The ongoing ITV vs Box Clever case has reached a new stage as the UK Court of Appeal handed back the debate to the Upper Tribunal, some 15 months after it left the court.
The legal wrangling relates back to attempts by The Pensions Regulator (TPR) to issue a financial support direction (FSD) to ITV to cover the Box Clever pension scheme deficit.
FSDs create a legal requirement on a company to contribute to deficit repairs within a pension scheme it has links to.
The case will now be re-heard by the Upper Tribunal, which must decide if TPR and the trustees can use additional evidence submitted outside of its original FSD case, something that ITV requested be ignored.
The Upper Tribunal is effectively an appeals court but does allow new evidence to be submitted as part of an ongoing case.
It originally dismissed ITV’s protests over the new evidence, but the Court of Appeal has now requested the court re-examine the case from scratch.
The Court of Appeal did not accept ITV’s request to have new evidence struck from the case, but, when referring the case back to the Upper Tribunal, it asked it to consider why additional evidence was submitted late on in the litigation.
Hogan Lovells, the law firm representing ITV, said the judgment showed its questions regarding the late-stage submission of TPR’s evidence was important, and that it should not be approached on a “simplistic” basis.
Angela Dimsdale Gill, the litigation partner for Hogan Lovells, said it welcomed the guidance from the Courts, as clarity was necessary for TPR, and others, over what the regulator can and cannot do.
“The fact it is not to be taken as a given that the regulator can change its case whenever it pleases – as contended by the regulator – means it would do well to determine at the outset what the justification for its regulatory action is, since it will by no means be certain it will be able to change horses later on,” she added.
A spokeswoman for TPR said: “The regulator is pleased the Court of Appeal has rejected the test advocated by ITV and that it has adopted a broad discretionary test, following arguments advanced by the regulator and trustees.”

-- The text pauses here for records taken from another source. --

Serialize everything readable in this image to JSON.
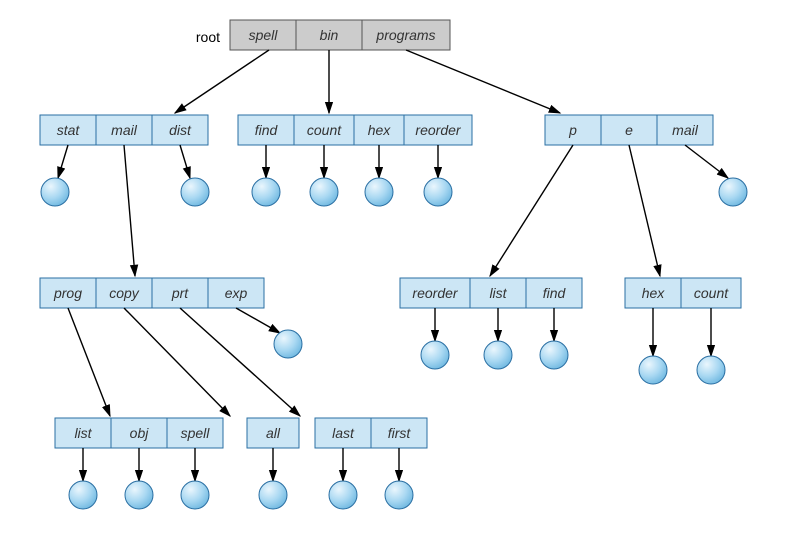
{
  "root_label": "root",
  "nodes": {
    "root": {
      "cells": [
        "spell",
        "bin",
        "programs"
      ],
      "root": true
    },
    "n_smd": {
      "cells": [
        "stat",
        "mail",
        "dist"
      ]
    },
    "n_fchr": {
      "cells": [
        "find",
        "count",
        "hex",
        "reorder"
      ]
    },
    "n_pem": {
      "cells": [
        "p",
        "e",
        "mail"
      ]
    },
    "n_pcpe": {
      "cells": [
        "prog",
        "copy",
        "prt",
        "exp"
      ]
    },
    "n_rlf": {
      "cells": [
        "reorder",
        "list",
        "find"
      ]
    },
    "n_hc": {
      "cells": [
        "hex",
        "count"
      ]
    },
    "n_los": {
      "cells": [
        "list",
        "obj",
        "spell"
      ]
    },
    "n_all": {
      "cells": [
        "all"
      ]
    },
    "n_lf": {
      "cells": [
        "last",
        "first"
      ]
    }
  }
}
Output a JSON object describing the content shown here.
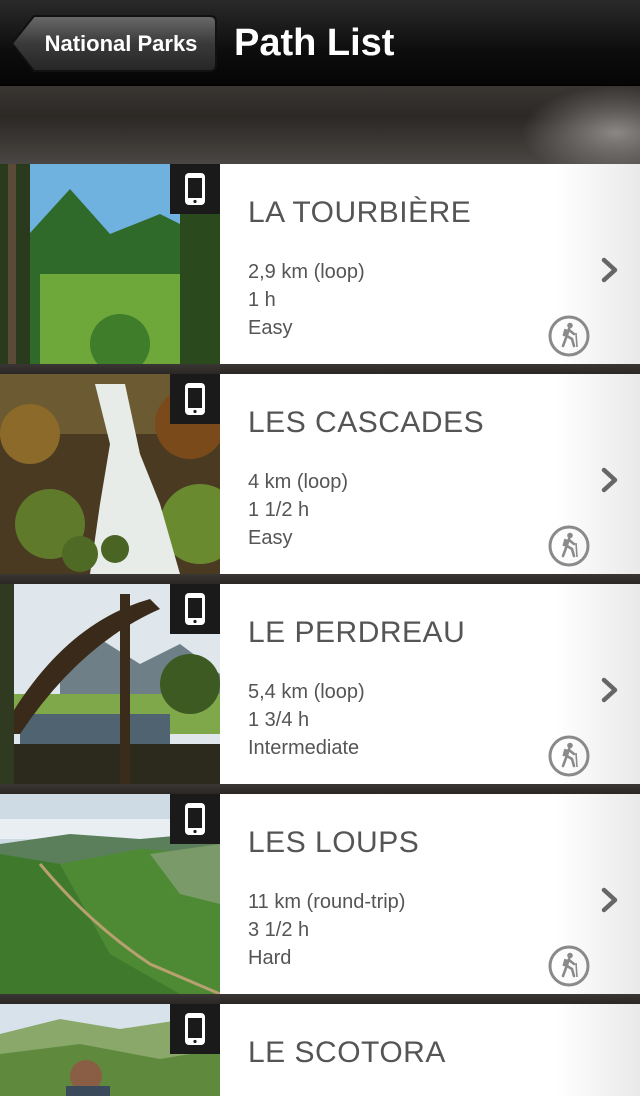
{
  "navbar": {
    "back_label": "National Parks",
    "title": "Path List"
  },
  "trails": [
    {
      "name": "LA TOURBIÈRE",
      "distance": "2,9 km (loop)",
      "duration": "1 h",
      "difficulty": "Easy"
    },
    {
      "name": "LES CASCADES",
      "distance": "4 km (loop)",
      "duration": "1 1/2 h",
      "difficulty": "Easy"
    },
    {
      "name": "LE PERDREAU",
      "distance": "5,4 km (loop)",
      "duration": "1 3/4 h",
      "difficulty": "Intermediate"
    },
    {
      "name": "LES LOUPS",
      "distance": "11 km (round-trip)",
      "duration": "3 1/2 h",
      "difficulty": "Hard"
    },
    {
      "name": "LE SCOTORA",
      "distance": "",
      "duration": "",
      "difficulty": ""
    }
  ],
  "icons": {
    "back": "back-arrow-button",
    "device": "mobile-phone-icon",
    "chevron": "chevron-right-icon",
    "hiker": "hiker-icon"
  }
}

The case refers back to September 2011 when TPR issued a warning notice to ITV regarding the potential of an FSD.
The regulator’s Determinations Panel decided to follow through three months later.
ITV referred the £62m challenge from TPR and the trustees for Box Clever to the Upper Tribunal, where both parties made cases based on the evidence used within the FSD determination.
However, in a second round of evidence, TPR amended its case, making different allegations against ITV over its funding for the Box Clever scheme, at which point ITV requested the new evidence be ignored.
The Upper Tribunal rejected this appeal in December 2013 before ITV took the request to the Court of Appeal, which ruled this week.
Dimsdale Gill said the next chapters of the case could prove significant for the pensions and business community – in a variety of ways, it would “test the threshold of the regulator’s powers”.
It is likely the retrospective application of legislation will remain a key part of the case, given the power to issue FSDs did not exist until 2005, some two years after Box Clever’s failure and five after it was created.
Box Clever was a joint venture set up in 2000 by Granada (now ITV) and Thorn TV, and included the creation of the pension scheme for transferred and new employees.
The company failed in 2003, leaving a pension scheme deficit of around £60m (€82m).
However, ITV said it never had any involvement in the scheme and oversaw no increase it its shortfall.
Some 11 years after the failure of the firm, the Box Clever scheme entered PPF assessment in late 2014.